● **Work request**
Copy out all lines from the entries below in which "sword" occurs.

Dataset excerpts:
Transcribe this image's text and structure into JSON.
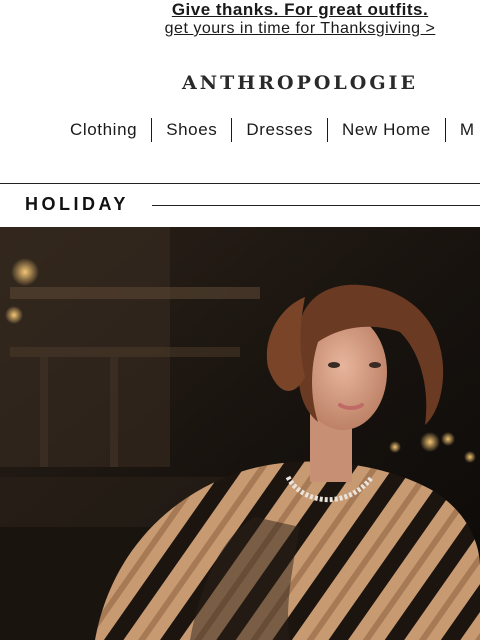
{
  "promo": {
    "headline": "Give thanks. For great outfits.",
    "link": "get yours in time for Thanksgiving >"
  },
  "brand": {
    "logo_text": "ANTHROPOLOGIE"
  },
  "nav": {
    "items": [
      "Clothing",
      "Shoes",
      "Dresses",
      "New Home",
      "M"
    ]
  },
  "section": {
    "title": "HOLIDAY"
  },
  "hero": {
    "image": "holiday-model-fur-coat-photo"
  },
  "colors": {
    "text": "#1a1a1a",
    "background": "#ffffff",
    "rule": "#222222"
  }
}
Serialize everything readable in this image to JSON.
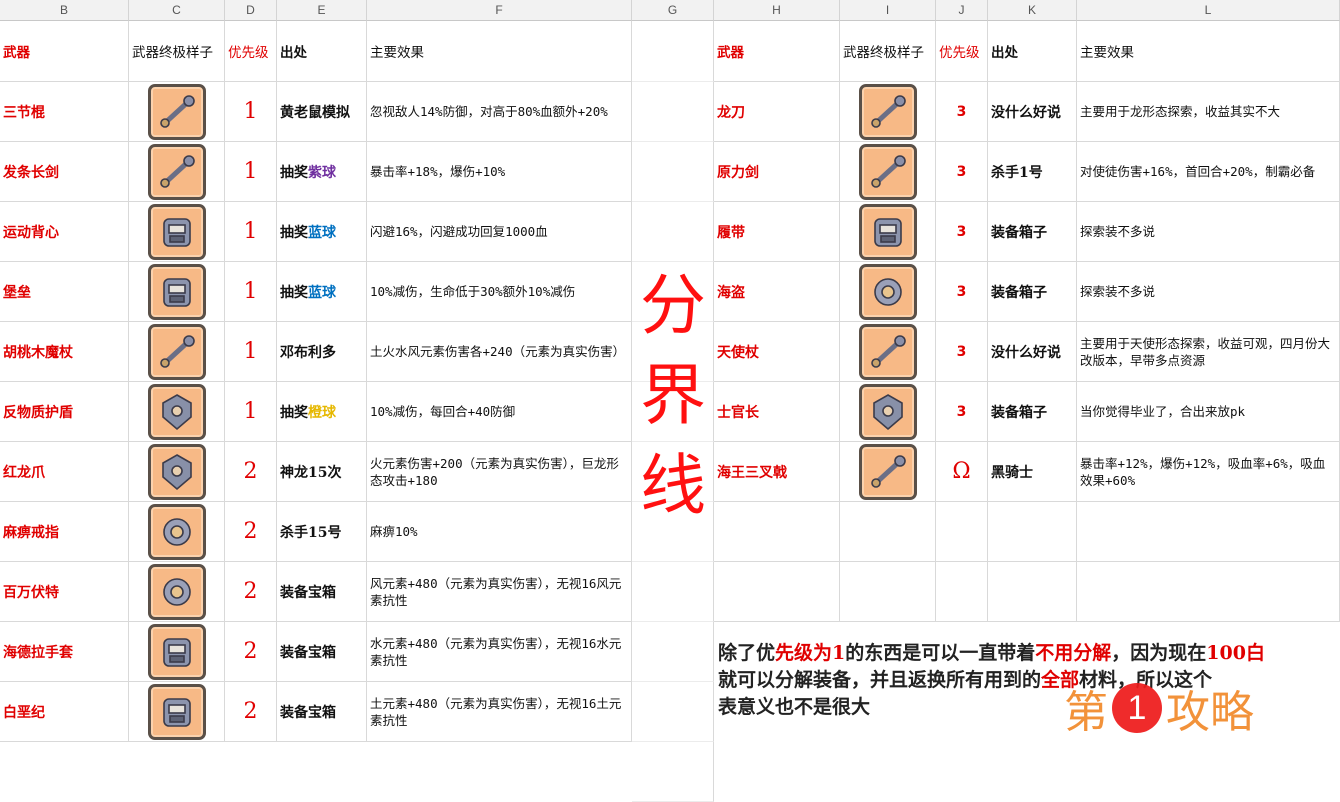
{
  "col_headers": [
    "B",
    "C",
    "D",
    "E",
    "F",
    "G",
    "H",
    "I",
    "J",
    "K",
    "L"
  ],
  "table_headers": {
    "weapon": "武器",
    "look": "武器终极样子",
    "priority": "优先级",
    "source": "出处",
    "effect": "主要效果"
  },
  "divider_text": [
    "分",
    "界",
    "线"
  ],
  "left_rows": [
    {
      "name": "三节棍",
      "priority": "1",
      "source": "黄老鼠模拟",
      "source_hl": "",
      "source_hl_color": "",
      "effect": "忽视敌人14%防御，对高于80%血额外+20%",
      "icon": "nunchaku-icon"
    },
    {
      "name": "发条长剑",
      "priority": "1",
      "source": "抽奖",
      "source_hl": "紫球",
      "source_hl_color": "#7030a0",
      "effect": "暴击率+18%，爆伤+10%",
      "icon": "clockwork-sword-icon"
    },
    {
      "name": "运动背心",
      "priority": "1",
      "source": "抽奖",
      "source_hl": "蓝球",
      "source_hl_color": "#0070c0",
      "effect": "闪避16%，闪避成功回复1000血",
      "icon": "vest-icon"
    },
    {
      "name": "堡垒",
      "priority": "1",
      "source": "抽奖",
      "source_hl": "蓝球",
      "source_hl_color": "#0070c0",
      "effect": "10%减伤，生命低于30%额外10%减伤",
      "icon": "fortress-icon"
    },
    {
      "name": "胡桃木魔杖",
      "priority": "1",
      "source": "邓布利多",
      "source_hl": "",
      "source_hl_color": "",
      "effect": "土火水风元素伤害各+240（元素为真实伤害）",
      "icon": "wand-icon"
    },
    {
      "name": "反物质护盾",
      "priority": "1",
      "source": "抽奖",
      "source_hl": "橙球",
      "source_hl_color": "#e6b800",
      "effect": "10%减伤，每回合+40防御",
      "icon": "shield-icon"
    },
    {
      "name": "红龙爪",
      "priority": "2",
      "source": "神龙15次",
      "source_hl": "",
      "source_hl_color": "",
      "effect": "火元素伤害+200（元素为真实伤害），巨龙形态攻击+180",
      "icon": "dragon-claw-icon"
    },
    {
      "name": "麻痹戒指",
      "priority": "2",
      "source": "杀手15号",
      "source_hl": "",
      "source_hl_color": "",
      "effect": "麻痹10%",
      "icon": "ring-icon"
    },
    {
      "name": "百万伏特",
      "priority": "2",
      "source": "装备宝箱",
      "source_hl": "",
      "source_hl_color": "",
      "effect": "风元素+480（元素为真实伤害），无视16风元素抗性",
      "icon": "volt-icon"
    },
    {
      "name": "海德拉手套",
      "priority": "2",
      "source": "装备宝箱",
      "source_hl": "",
      "source_hl_color": "",
      "effect": "水元素+480（元素为真实伤害），无视16水元素抗性",
      "icon": "glove-icon"
    },
    {
      "name": "白垩纪",
      "priority": "2",
      "source": "装备宝箱",
      "source_hl": "",
      "source_hl_color": "",
      "effect": "土元素+480（元素为真实伤害），无视16土元素抗性",
      "icon": "fossil-icon"
    }
  ],
  "right_rows": [
    {
      "name": "龙刀",
      "priority": "3",
      "source": "没什么好说",
      "effect": "主要用于龙形态探索，收益其实不大",
      "icon": "dragon-knife-icon"
    },
    {
      "name": "原力剑",
      "priority": "3",
      "source": "杀手1号",
      "effect": "对使徒伤害+16%，首回合+20%，制霸必备",
      "icon": "force-sword-icon"
    },
    {
      "name": "履带",
      "priority": "3",
      "source": "装备箱子",
      "effect": "探索装不多说",
      "icon": "track-icon"
    },
    {
      "name": "海盗",
      "priority": "3",
      "source": "装备箱子",
      "effect": "探索装不多说",
      "icon": "pirate-hook-icon"
    },
    {
      "name": "天使杖",
      "priority": "3",
      "source": "没什么好说",
      "effect": "主要用于天使形态探索，收益可观，四月份大改版本，早带多点资源",
      "icon": "angel-staff-icon"
    },
    {
      "name": "士官长",
      "priority": "3",
      "source": "装备箱子",
      "effect": "当你觉得毕业了，合出来放pk",
      "icon": "sergeant-icon"
    },
    {
      "name": "海王三叉戟",
      "priority": "Ω",
      "source": "黑骑士",
      "effect": "暴击率+12%，爆伤+12%，吸血率+6%，吸血效果+60%",
      "icon": "trident-icon"
    }
  ],
  "note": {
    "p1": "除了优",
    "h1": "先级为1",
    "p2": "的东西是可以一直带着",
    "h2": "不用分解",
    "p3": "，因为现在",
    "h3": "100白",
    "line2a": "就可以分解装备，并且返换所有用到的",
    "h4": "全部",
    "line2b": "材料，所以这个",
    "line3": "表意义也不是很大"
  },
  "watermark": {
    "left": "第",
    "num": "1",
    "right": "攻略"
  },
  "colors": {
    "red": "#e00000",
    "icon_bg": "#f7b986",
    "divider": "#ff1010",
    "watermark": "#f28a2c"
  }
}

● **Task solution**
      "icon": "clockwork-sword-icon"
      "icon": "force-sword-icon"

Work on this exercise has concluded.